A startup has created a method for using a particle accelerator to slice microscopically thin silicon wafers that reduce the cost to manufacture solar panels by more than 60% by eliminating waste material by 50 to 100 times.
The company, Rayton Solar, kicked off a Regulation A+ equity crowdfunding campaign in July. The campaign, which received SEC qualification last month, has garnered more than $7 million in equity reservation investments, according to its founder Andrew Yakub.
Since the SEC’s qualification last month, the company has received an additional $844,000 from crowdfunding.
Bill Nye, the host of the science television series Bill Nye The Science Guy, visited Rayton’s Santa Monica, Calif., headquarters and put his name behind the company by producing a video explaining the process of using a particle accelerator to manufacture silicon wafers.
Rayton Solar was founded in 2012 when Yakub, then a design engineer at the UCLA Particle Beam Physics Laboratory, saw the need for a less expensive method for producing silicon wafers, the basis for solar panels.
Along with working at the University of California, Los Angeles, Yakub was running a solar installation company at the time that relied on a federal grant program that made installing solar cost effective. With the grant program due to expire, Yakub wanted to invent a cheaper and more efficient solar cell.
The raw material of most conventional solar cells today is crystalline silicon. While silicon is the second most abundant element on Earth, it must first be refined in a furnace at temperatures as high as 1,800-degrees Celsius and undergo other expensive chemical processes before reaching the solar-grade purity of 99.999%, which allows it to collect light that can be turned into electricity.
Once in pure crystalline form, manufacturers use diamond saws to slice ingots from the silicon crystal to be used in solar cells, which make up solar panels. The sawing process, however, can turn as much as half of the material into dust, and the silicon wafers produced are up to 200 microns (about .007-in) thick.
Yakub said he patented a method for slicing silicon ingots using a proton particle accelerator, which produces a wafer just three microns thick and with no wasted material.
The proton particle accelerator costs about $2 million, Yakub said. But even with the added expense, manufacturers would still see at least a 60% reduction in silicon wafer manufacturing costs, he said.
One particle accelerator, Yakub said, can produce enough silicon wafers to manufacture six megawatts worth of solar cells per year, which is enough to equip about 1,000 homes with solar panels.
Today, thin-film silicon cells are already used to make a small number of solar panels. The manufacturing process — called vapor deposition — can be slow and more expensive than standard silicon crystalline production.
“This employs the use of a growth crystalline substrate where the new silicon is grown slowly on top to 30-50 microns.
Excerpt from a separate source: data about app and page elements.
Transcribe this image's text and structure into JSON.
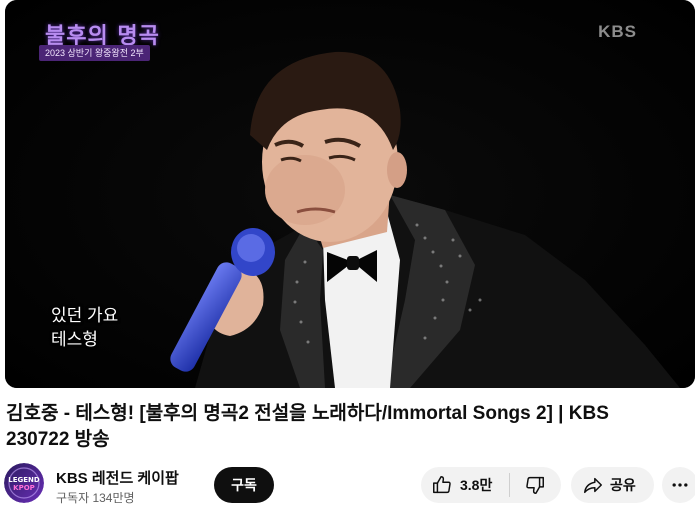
{
  "video": {
    "show_logo_title": "불후의 명곡",
    "show_logo_subtitle": "2023 상반기 왕중왕전 2부",
    "broadcaster_watermark": "KBS",
    "subtitle_lines": [
      "있던 가요",
      "테스형"
    ]
  },
  "title": "김호중 - 테스형! [불후의 명곡2 전설을 노래하다/Immortal Songs 2] | KBS 230722 방송",
  "channel": {
    "name": "KBS 레전드 케이팝",
    "subscribers": "구독자 134만명",
    "avatar_text": "LEGEND KPOP"
  },
  "actions": {
    "subscribe_label": "구독",
    "like_count": "3.8만",
    "share_label": "공유"
  },
  "icons": {
    "like": "thumbs-up-icon",
    "dislike": "thumbs-down-icon",
    "share": "share-arrow-icon",
    "more": "more-horizontal-icon"
  },
  "colors": {
    "subscribe_bg": "#0f0f0f",
    "pill_bg": "#f2f2f2",
    "logo_purple": "#b88cf0"
  }
}
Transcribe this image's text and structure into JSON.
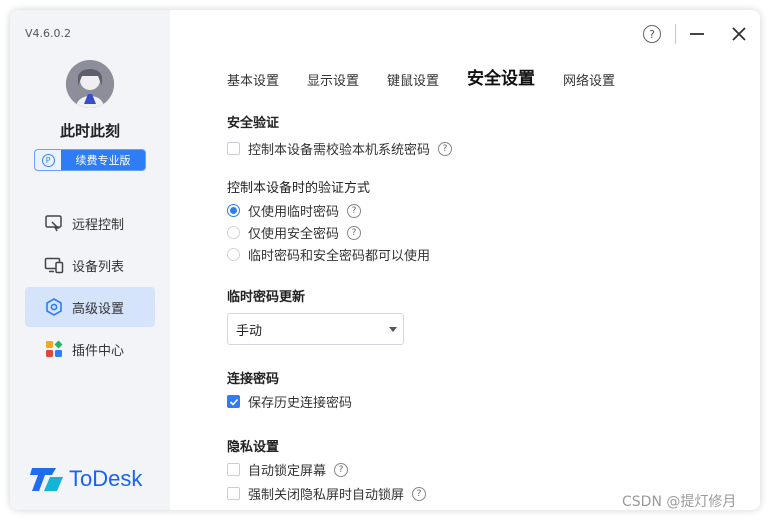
{
  "app": {
    "version": "V4.6.0.2",
    "username": "此时此刻",
    "badge_icon": "P",
    "badge_label": "续费专业版",
    "logo_text": "ToDesk",
    "accent_color": "#2e7cf6"
  },
  "sidebar": {
    "items": [
      {
        "label": "远程控制",
        "icon": "remote-control-icon",
        "active": false
      },
      {
        "label": "设备列表",
        "icon": "device-list-icon",
        "active": false
      },
      {
        "label": "高级设置",
        "icon": "advanced-settings-icon",
        "active": true
      },
      {
        "label": "插件中心",
        "icon": "plugin-center-icon",
        "active": false
      }
    ]
  },
  "window_controls": {
    "help": "?"
  },
  "tabs": [
    {
      "label": "基本设置",
      "active": false
    },
    {
      "label": "显示设置",
      "active": false
    },
    {
      "label": "键鼠设置",
      "active": false
    },
    {
      "label": "安全设置",
      "active": true
    },
    {
      "label": "网络设置",
      "active": false
    }
  ],
  "security": {
    "verify_title": "安全验证",
    "verify_option": {
      "label": "控制本设备需校验本机系统密码",
      "checked": false
    },
    "method_title": "控制本设备时的验证方式",
    "methods": [
      {
        "label": "仅使用临时密码",
        "checked": true,
        "help": true
      },
      {
        "label": "仅使用安全密码",
        "checked": false,
        "help": true
      },
      {
        "label": "临时密码和安全密码都可以使用",
        "checked": false,
        "help": false
      }
    ],
    "temp_title": "临时密码更新",
    "temp_select": "手动",
    "conn_title": "连接密码",
    "conn_option": {
      "label": "保存历史连接密码",
      "checked": true
    },
    "privacy_title": "隐私设置",
    "privacy_options": [
      {
        "label": "自动锁定屏幕",
        "checked": false
      },
      {
        "label": "强制关闭隐私屏时自动锁屏",
        "checked": false
      }
    ]
  },
  "watermark": "CSDN @提灯修月"
}
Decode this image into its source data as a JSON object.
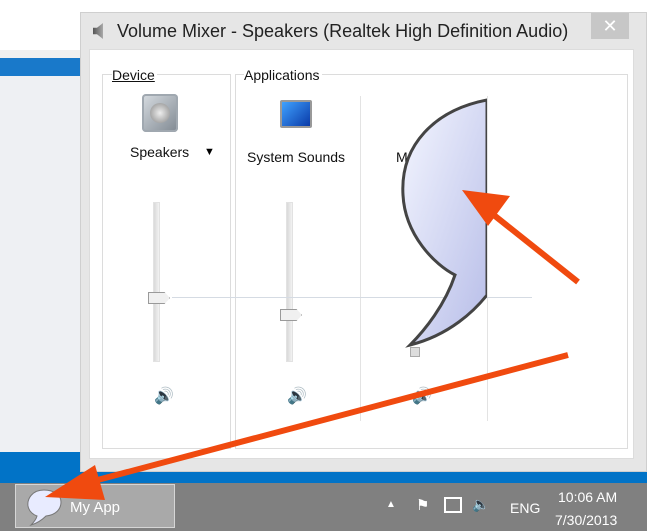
{
  "window": {
    "title": "Volume Mixer - Speakers (Realtek High Definition Audio)",
    "close": "✕"
  },
  "device": {
    "group_label": "Device",
    "name": "Speakers",
    "dropdown": "▼",
    "volume_percent": 40
  },
  "applications": {
    "group_label": "Applications",
    "items": [
      {
        "name": "System Sounds",
        "volume_percent": 30
      },
      {
        "name": "M",
        "volume_percent": 3
      }
    ]
  },
  "taskbar": {
    "app_label": "My App",
    "language": "ENG",
    "time": "10:06 AM",
    "date": "7/30/2013"
  },
  "colors": {
    "accent": "#0173c7",
    "arrow": "#f04a0f"
  }
}
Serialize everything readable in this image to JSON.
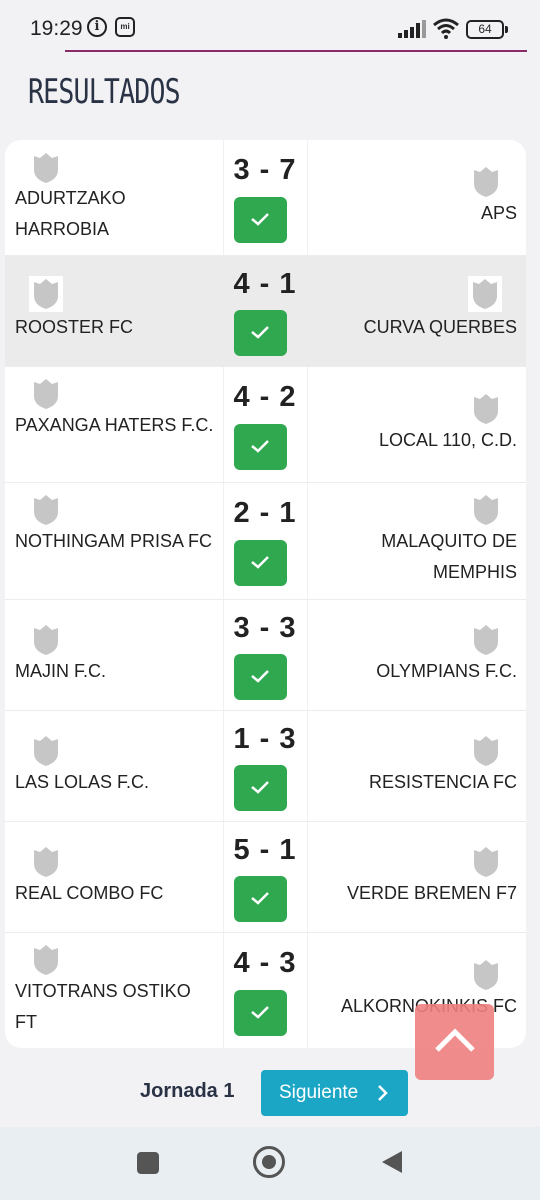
{
  "status_bar": {
    "time": "19:29",
    "battery": "64"
  },
  "page": {
    "title": "RESULTADOS"
  },
  "matches": [
    {
      "home": "ADURTZAKO HARROBIA",
      "away": "APS",
      "score": "3 - 7"
    },
    {
      "home": "ROOSTER FC",
      "away": "CURVA QUERBES",
      "score": "4 - 1"
    },
    {
      "home": "PAXANGA HATERS F.C.",
      "away": "LOCAL 110, C.D.",
      "score": "4 - 2"
    },
    {
      "home": "NOTHINGAM PRISA FC",
      "away": "MALAQUITO DE MEMPHIS",
      "score": "2 - 1"
    },
    {
      "home": "MAJIN F.C.",
      "away": "OLYMPIANS F.C.",
      "score": "3 - 3"
    },
    {
      "home": "LAS LOLAS F.C.",
      "away": "RESISTENCIA FC",
      "score": "1 - 3"
    },
    {
      "home": "REAL COMBO FC",
      "away": "VERDE BREMEN F7",
      "score": "5 - 1"
    },
    {
      "home": "VITOTRANS OSTIKO FT",
      "away": "ALKORNOKINKIS FC",
      "score": "4 - 3"
    }
  ],
  "footer": {
    "round_label": "Jornada 1",
    "next_label": "Siguiente"
  },
  "icons": {
    "crest": "shield-icon",
    "status": "check-icon",
    "scroll_top": "chevron-up-icon",
    "next": "chevron-right-icon"
  },
  "colors": {
    "check_green": "#2fa84f",
    "next_blue": "#1ba6c6",
    "scroll_top": "#f08080",
    "title": "#2a3246",
    "accent_line": "#8a2b6a"
  }
}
This method is slow and energy intensive, but also requires the use of 30-50 micron thick silicon,” Yakub said. “At Rayton, we use a well-known technique of growing a large single crystalline boule (the ingot) and then exfoliating a thin 3-micron-layer of silicon off of it. We are a ‘top down’ technique while the vapor deposition methods are a ‘bottom up’ technique.”
Tyler Ogden, a solar analyst at Lux Research, said Rayton Solar is developing “a flashy technology, merging two of the hottest applications of physics – particle acceleration and photovoltaic generation – but with dubious prospects.”
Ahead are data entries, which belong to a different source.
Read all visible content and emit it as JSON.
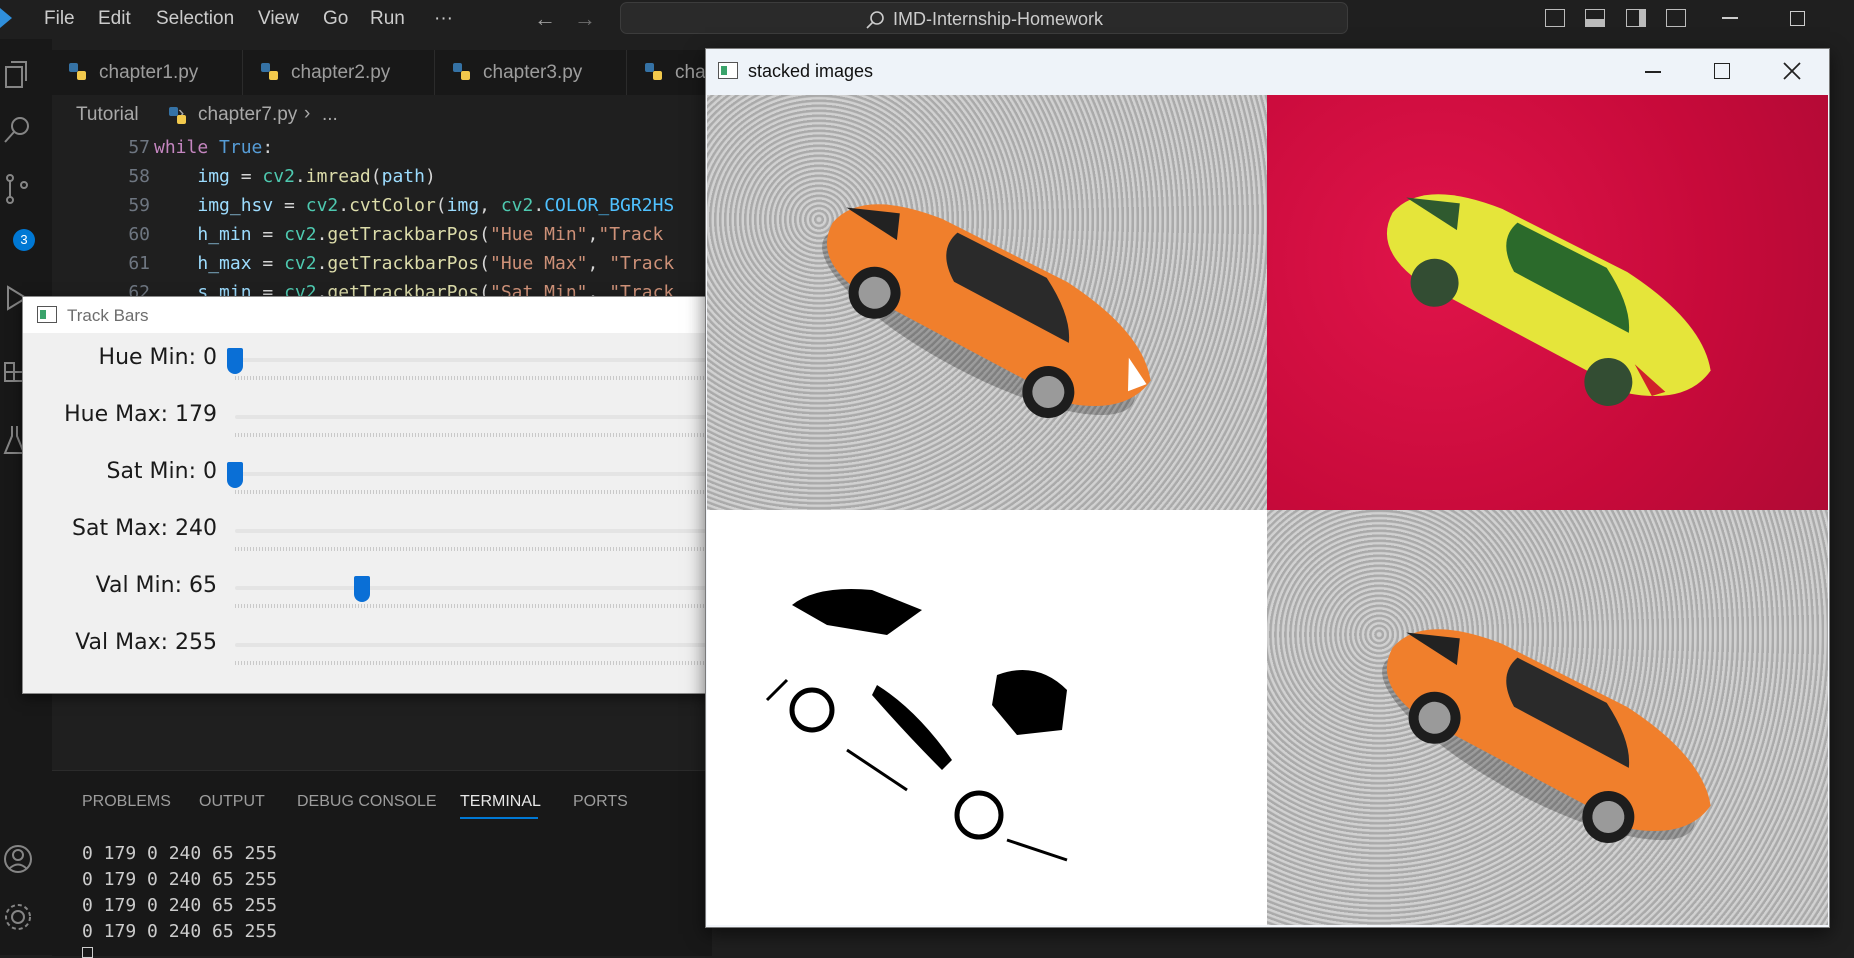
{
  "menu": [
    "File",
    "Edit",
    "Selection",
    "View",
    "Go",
    "Run",
    "···"
  ],
  "search": {
    "label": "IMD-Internship-Homework"
  },
  "activity": {
    "badge": "3"
  },
  "tabs": [
    "chapter1.py",
    "chapter2.py",
    "chapter3.py",
    "cha"
  ],
  "breadcrumb": {
    "folder": "Tutorial",
    "file": "chapter7.py",
    "more": "..."
  },
  "editor": {
    "line_numbers": [
      "57",
      "58",
      "59",
      "60",
      "61",
      "62"
    ]
  },
  "trackbars": {
    "title": "Track Bars",
    "rows": [
      {
        "label": "Hue Min: 0",
        "value": 0,
        "max": 179
      },
      {
        "label": "Hue Max: 179",
        "value": 179,
        "max": 179
      },
      {
        "label": "Sat Min: 0",
        "value": 0,
        "max": 255
      },
      {
        "label": "Sat Max: 240",
        "value": 240,
        "max": 255
      },
      {
        "label": "Val Min: 65",
        "value": 65,
        "max": 255
      },
      {
        "label": "Val Max: 255",
        "value": 255,
        "max": 255
      }
    ]
  },
  "stacked": {
    "title": "stacked images"
  },
  "panel": {
    "tabs": [
      "PROBLEMS",
      "OUTPUT",
      "DEBUG CONSOLE",
      "TERMINAL",
      "PORTS"
    ],
    "active": "TERMINAL",
    "lines": [
      "0 179 0 240 65 255",
      "0 179 0 240 65 255",
      "0 179 0 240 65 255",
      "0 179 0 240 65 255"
    ]
  }
}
“Their attempt to apply particle accelerator technology currently used for medical applications to cleave a thin wafer from a float-zone silicon ingot is an elaborate solution to reduce silicon waste. The process needs to occur in a vacuum, is likely very energy intensive, and requires a completely novel cell architecture to ensure adequate performance from the thin wafer,” Ogden said.
Rayton, Ogden continued, is embarking on a “a science experiment that seeks to displace industry standard processes and as such are decades away from commercialization and are unlikely to get there.”
Yakub, however, said that because the growth of a single crystal ingot is already industrially scaled and produced worldwide, Rayton Solar doesn’t experience the same complications from the silicon crystal growth method used in thin-film solar cell production.
“And we can ensure that the highest quality of silicon is used in our exfoliation step. Going down to 3 microns from 30-50 microns realizes further cost reductions,” Yakub said.
One issue that arises from slicing silicon to only 3 microns thick is that its efficiency, or ability to collect light photons, is greatly reduced. Because the slicing technology is so efficient, however, electronic-grade or float-zone silicon can be used, which has a vastly higher efficiency compared with standard silicon used for solar cells, Yakub said.
“Float-zone silicon is 10 times more expensive as a raw material, but we use 100 times less of it so therefore it becomes more economical,” Yakub said. “So Rayton’s process creates solar panels that are 25% more efficient than the industry standard.”
Yakub, whose company is privately held, plans to run the fund-raising campaign over the next year and then license the particle accelerator technology to solar panel manufacturers.
“Our plan is to prove this works with one machine at a commercial scale as a proof of concept,” he said. “Then we can license the technology out to larger manufacturers.”